What you should do:
Below are the records; copy each line in them that holds the word "JSON".
:::::
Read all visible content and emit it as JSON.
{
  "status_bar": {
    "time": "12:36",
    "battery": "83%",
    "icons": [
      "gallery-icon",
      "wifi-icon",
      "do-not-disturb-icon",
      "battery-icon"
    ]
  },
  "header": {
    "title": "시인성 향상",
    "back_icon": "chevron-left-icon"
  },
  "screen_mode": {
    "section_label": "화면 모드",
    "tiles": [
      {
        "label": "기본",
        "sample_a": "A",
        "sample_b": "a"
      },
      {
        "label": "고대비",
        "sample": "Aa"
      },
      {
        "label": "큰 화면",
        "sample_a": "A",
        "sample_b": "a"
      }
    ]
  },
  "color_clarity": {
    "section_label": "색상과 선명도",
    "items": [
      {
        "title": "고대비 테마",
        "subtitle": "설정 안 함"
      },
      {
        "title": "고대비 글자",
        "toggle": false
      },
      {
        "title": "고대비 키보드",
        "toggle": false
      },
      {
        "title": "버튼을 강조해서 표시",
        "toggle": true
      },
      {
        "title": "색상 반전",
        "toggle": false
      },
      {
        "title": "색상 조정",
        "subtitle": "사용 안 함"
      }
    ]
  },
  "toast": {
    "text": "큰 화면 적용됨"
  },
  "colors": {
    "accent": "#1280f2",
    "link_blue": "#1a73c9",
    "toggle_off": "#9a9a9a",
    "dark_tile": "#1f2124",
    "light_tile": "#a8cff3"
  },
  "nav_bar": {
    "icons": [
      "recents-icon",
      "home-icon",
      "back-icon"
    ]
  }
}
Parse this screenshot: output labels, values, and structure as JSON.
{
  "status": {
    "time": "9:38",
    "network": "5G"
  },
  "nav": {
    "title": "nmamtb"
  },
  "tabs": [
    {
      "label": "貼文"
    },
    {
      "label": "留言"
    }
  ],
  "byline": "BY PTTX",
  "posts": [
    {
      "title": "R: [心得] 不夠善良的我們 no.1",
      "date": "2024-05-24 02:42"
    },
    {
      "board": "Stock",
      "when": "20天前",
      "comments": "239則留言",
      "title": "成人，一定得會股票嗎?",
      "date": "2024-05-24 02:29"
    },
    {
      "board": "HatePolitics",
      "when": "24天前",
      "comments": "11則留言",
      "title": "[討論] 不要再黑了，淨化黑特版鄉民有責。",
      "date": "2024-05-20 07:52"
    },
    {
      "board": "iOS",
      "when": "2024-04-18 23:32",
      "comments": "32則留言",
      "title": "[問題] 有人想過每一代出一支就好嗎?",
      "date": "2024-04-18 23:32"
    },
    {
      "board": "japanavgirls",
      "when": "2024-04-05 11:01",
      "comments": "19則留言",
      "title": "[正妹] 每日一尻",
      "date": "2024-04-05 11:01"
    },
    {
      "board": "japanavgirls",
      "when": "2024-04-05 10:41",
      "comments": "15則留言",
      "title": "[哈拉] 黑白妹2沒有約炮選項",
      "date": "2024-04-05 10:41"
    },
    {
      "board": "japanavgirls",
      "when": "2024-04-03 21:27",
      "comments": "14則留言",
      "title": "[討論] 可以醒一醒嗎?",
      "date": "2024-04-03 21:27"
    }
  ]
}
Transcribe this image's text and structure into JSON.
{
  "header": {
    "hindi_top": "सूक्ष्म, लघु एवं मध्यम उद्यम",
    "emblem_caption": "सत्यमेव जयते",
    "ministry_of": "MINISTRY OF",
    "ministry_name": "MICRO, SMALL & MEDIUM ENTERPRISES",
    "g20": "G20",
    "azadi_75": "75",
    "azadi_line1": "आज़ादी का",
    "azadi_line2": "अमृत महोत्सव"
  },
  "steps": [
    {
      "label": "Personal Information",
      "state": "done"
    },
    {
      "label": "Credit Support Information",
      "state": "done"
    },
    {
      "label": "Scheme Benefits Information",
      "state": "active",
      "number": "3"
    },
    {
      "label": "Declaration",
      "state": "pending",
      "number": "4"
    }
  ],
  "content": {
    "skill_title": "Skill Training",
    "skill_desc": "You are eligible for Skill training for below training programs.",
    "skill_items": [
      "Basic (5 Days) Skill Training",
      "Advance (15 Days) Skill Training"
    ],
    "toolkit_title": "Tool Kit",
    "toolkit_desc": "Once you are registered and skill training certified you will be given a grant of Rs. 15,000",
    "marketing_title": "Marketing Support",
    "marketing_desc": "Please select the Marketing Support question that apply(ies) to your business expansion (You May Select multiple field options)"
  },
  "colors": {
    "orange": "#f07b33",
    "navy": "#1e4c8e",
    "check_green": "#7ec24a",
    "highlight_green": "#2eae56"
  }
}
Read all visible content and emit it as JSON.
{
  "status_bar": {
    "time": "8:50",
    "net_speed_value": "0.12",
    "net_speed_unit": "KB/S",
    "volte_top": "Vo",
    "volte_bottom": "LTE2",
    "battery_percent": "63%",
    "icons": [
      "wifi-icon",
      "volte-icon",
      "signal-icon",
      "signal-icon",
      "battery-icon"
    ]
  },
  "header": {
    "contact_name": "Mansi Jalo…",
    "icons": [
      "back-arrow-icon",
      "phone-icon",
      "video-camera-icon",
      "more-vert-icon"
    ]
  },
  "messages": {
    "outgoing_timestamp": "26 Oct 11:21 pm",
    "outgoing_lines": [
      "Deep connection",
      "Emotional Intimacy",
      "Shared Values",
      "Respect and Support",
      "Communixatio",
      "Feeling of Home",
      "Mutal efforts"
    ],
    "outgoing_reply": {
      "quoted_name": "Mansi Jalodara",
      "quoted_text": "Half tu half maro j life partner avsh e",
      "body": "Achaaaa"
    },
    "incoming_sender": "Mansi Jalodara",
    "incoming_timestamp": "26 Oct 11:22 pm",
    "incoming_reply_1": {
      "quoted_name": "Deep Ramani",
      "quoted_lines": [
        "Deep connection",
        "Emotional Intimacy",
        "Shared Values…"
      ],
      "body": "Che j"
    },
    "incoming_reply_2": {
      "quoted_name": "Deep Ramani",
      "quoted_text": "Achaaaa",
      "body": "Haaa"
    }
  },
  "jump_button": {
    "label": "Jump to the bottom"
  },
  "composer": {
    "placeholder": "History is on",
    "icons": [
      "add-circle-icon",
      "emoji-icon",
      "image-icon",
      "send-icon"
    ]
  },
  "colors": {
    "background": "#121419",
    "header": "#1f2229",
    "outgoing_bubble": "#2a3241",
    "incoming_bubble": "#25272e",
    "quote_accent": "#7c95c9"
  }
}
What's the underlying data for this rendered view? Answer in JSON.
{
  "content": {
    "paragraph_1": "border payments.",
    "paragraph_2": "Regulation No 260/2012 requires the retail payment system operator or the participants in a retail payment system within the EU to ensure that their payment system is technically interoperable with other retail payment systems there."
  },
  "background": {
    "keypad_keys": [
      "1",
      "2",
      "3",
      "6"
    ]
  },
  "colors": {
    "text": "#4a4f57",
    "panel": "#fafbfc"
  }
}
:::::
Answer section:
Read all visible content and emit it as JSON.
Parse this screenshot: output labels, values, and structure as JSON.
Transcribe this image's text and structure into JSON.
Read all visible content and emit it as JSON.
What's the underlying data for this rendered view? Answer in JSON.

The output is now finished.